··· SUPPLIED MATERIAL

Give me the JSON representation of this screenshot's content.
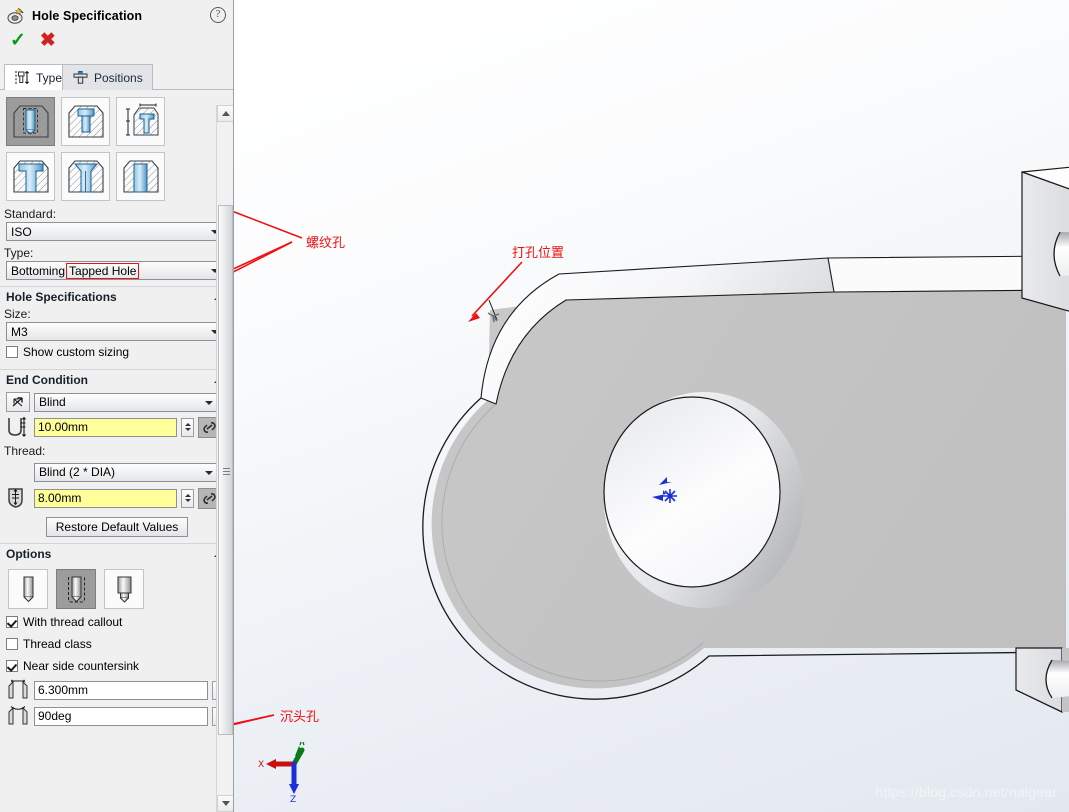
{
  "window": {
    "title": "Hole Specification",
    "title_icon": "hole-wizard-icon",
    "help_icon": "?",
    "ok_icon": "check-mark",
    "cancel_icon": "x-mark"
  },
  "tabs": [
    {
      "label": "Type",
      "icon": "hole-type-icon",
      "active": true
    },
    {
      "label": "Positions",
      "icon": "hole-positions-icon",
      "active": false
    }
  ],
  "hole_types": {
    "row1": [
      {
        "name": "counterbore-hole",
        "selected": true
      },
      {
        "name": "countersink-hole",
        "selected": false
      },
      {
        "name": "hole-dimension",
        "selected": false
      }
    ],
    "row2": [
      {
        "name": "straight-tap",
        "selected": false
      },
      {
        "name": "tapered-tap",
        "selected": false
      },
      {
        "name": "legacy-hole",
        "selected": false
      }
    ]
  },
  "standard": {
    "label": "Standard:",
    "value": "ISO"
  },
  "type": {
    "label": "Type:",
    "value_prefix": "Bottoming",
    "value_highlight": "Tapped Hole"
  },
  "hole_specifications": {
    "title": "Hole Specifications",
    "size_label": "Size:",
    "size_value": "M3",
    "show_custom_sizing": {
      "label": "Show custom sizing",
      "checked": false
    }
  },
  "end_condition": {
    "title": "End Condition",
    "end_condition_value": "Blind",
    "depth_value": "10.00mm",
    "thread_label": "Thread:",
    "thread_value": "Blind (2 * DIA)",
    "thread_depth_value": "8.00mm",
    "restore_button": "Restore Default Values"
  },
  "options": {
    "title": "Options",
    "buttons": [
      {
        "name": "option-cosmetic-thread-none",
        "selected": false
      },
      {
        "name": "option-cosmetic-thread",
        "selected": true
      },
      {
        "name": "option-removed-thread",
        "selected": false
      }
    ],
    "with_thread_callout": {
      "label": "With thread callout",
      "checked": true
    },
    "thread_class": {
      "label": "Thread class",
      "checked": false
    },
    "near_side_countersink": {
      "label": "Near side countersink",
      "checked": true
    },
    "countersink_diameter": "6.300mm",
    "countersink_angle": "90deg"
  },
  "annotations": [
    {
      "name": "annotation-threaded-hole",
      "text": "螺纹孔"
    },
    {
      "name": "annotation-drill-position",
      "text": "打孔位置"
    },
    {
      "name": "annotation-countersink-hole",
      "text": "沉头孔"
    }
  ],
  "axis_triad": {
    "x_label": "X",
    "y_label": "Y",
    "z_label": "Z"
  },
  "watermark": "https://blog.csdn.net/naigear",
  "colors": {
    "annotation_red": "#ef1010",
    "ok_green": "#0a9a18",
    "cancel_red": "#d42020",
    "field_yellow": "#ffff99",
    "panel_bg": "#f0f0f0",
    "model_grey": "#c4c4c4",
    "selected_icon_bg": "#9c9c9c"
  }
}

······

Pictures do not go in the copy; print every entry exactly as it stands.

• [SOLUTION FOR THIS PROBLEM]:
Give me the JSON representation of this screenshot's content.
{
  "window": {
    "title": "Hole Specification",
    "title_icon": "hole-wizard-icon",
    "help_icon": "?",
    "ok_icon": "check-mark",
    "cancel_icon": "x-mark"
  },
  "tabs": [
    {
      "label": "Type",
      "icon": "hole-type-icon",
      "active": true
    },
    {
      "label": "Positions",
      "icon": "hole-positions-icon",
      "active": false
    }
  ],
  "hole_types": {
    "row1": [
      {
        "name": "counterbore-hole",
        "selected": true
      },
      {
        "name": "countersink-hole",
        "selected": false
      },
      {
        "name": "hole-dimension",
        "selected": false
      }
    ],
    "row2": [
      {
        "name": "straight-tap",
        "selected": false
      },
      {
        "name": "tapered-tap",
        "selected": false
      },
      {
        "name": "legacy-hole",
        "selected": false
      }
    ]
  },
  "standard": {
    "label": "Standard:",
    "value": "ISO"
  },
  "type": {
    "label": "Type:",
    "value_prefix": "Bottoming",
    "value_highlight": "Tapped Hole"
  },
  "hole_specifications": {
    "title": "Hole Specifications",
    "size_label": "Size:",
    "size_value": "M3",
    "show_custom_sizing": {
      "label": "Show custom sizing",
      "checked": false
    }
  },
  "end_condition": {
    "title": "End Condition",
    "end_condition_value": "Blind",
    "depth_value": "10.00mm",
    "thread_label": "Thread:",
    "thread_value": "Blind (2 * DIA)",
    "thread_depth_value": "8.00mm",
    "restore_button": "Restore Default Values"
  },
  "options": {
    "title": "Options",
    "buttons": [
      {
        "name": "option-cosmetic-thread-none",
        "selected": false
      },
      {
        "name": "option-cosmetic-thread",
        "selected": true
      },
      {
        "name": "option-removed-thread",
        "selected": false
      }
    ],
    "with_thread_callout": {
      "label": "With thread callout",
      "checked": true
    },
    "thread_class": {
      "label": "Thread class",
      "checked": false
    },
    "near_side_countersink": {
      "label": "Near side countersink",
      "checked": true
    },
    "countersink_diameter": "6.300mm",
    "countersink_angle": "90deg"
  },
  "annotations": [
    {
      "name": "annotation-threaded-hole",
      "text": "螺纹孔"
    },
    {
      "name": "annotation-drill-position",
      "text": "打孔位置"
    },
    {
      "name": "annotation-countersink-hole",
      "text": "沉头孔"
    }
  ],
  "axis_triad": {
    "x_label": "X",
    "y_label": "Y",
    "z_label": "Z"
  },
  "watermark": "https://blog.csdn.net/naigear",
  "colors": {
    "annotation_red": "#ef1010",
    "ok_green": "#0a9a18",
    "cancel_red": "#d42020",
    "field_yellow": "#ffff99",
    "panel_bg": "#f0f0f0",
    "model_grey": "#c4c4c4",
    "selected_icon_bg": "#9c9c9c"
  }
}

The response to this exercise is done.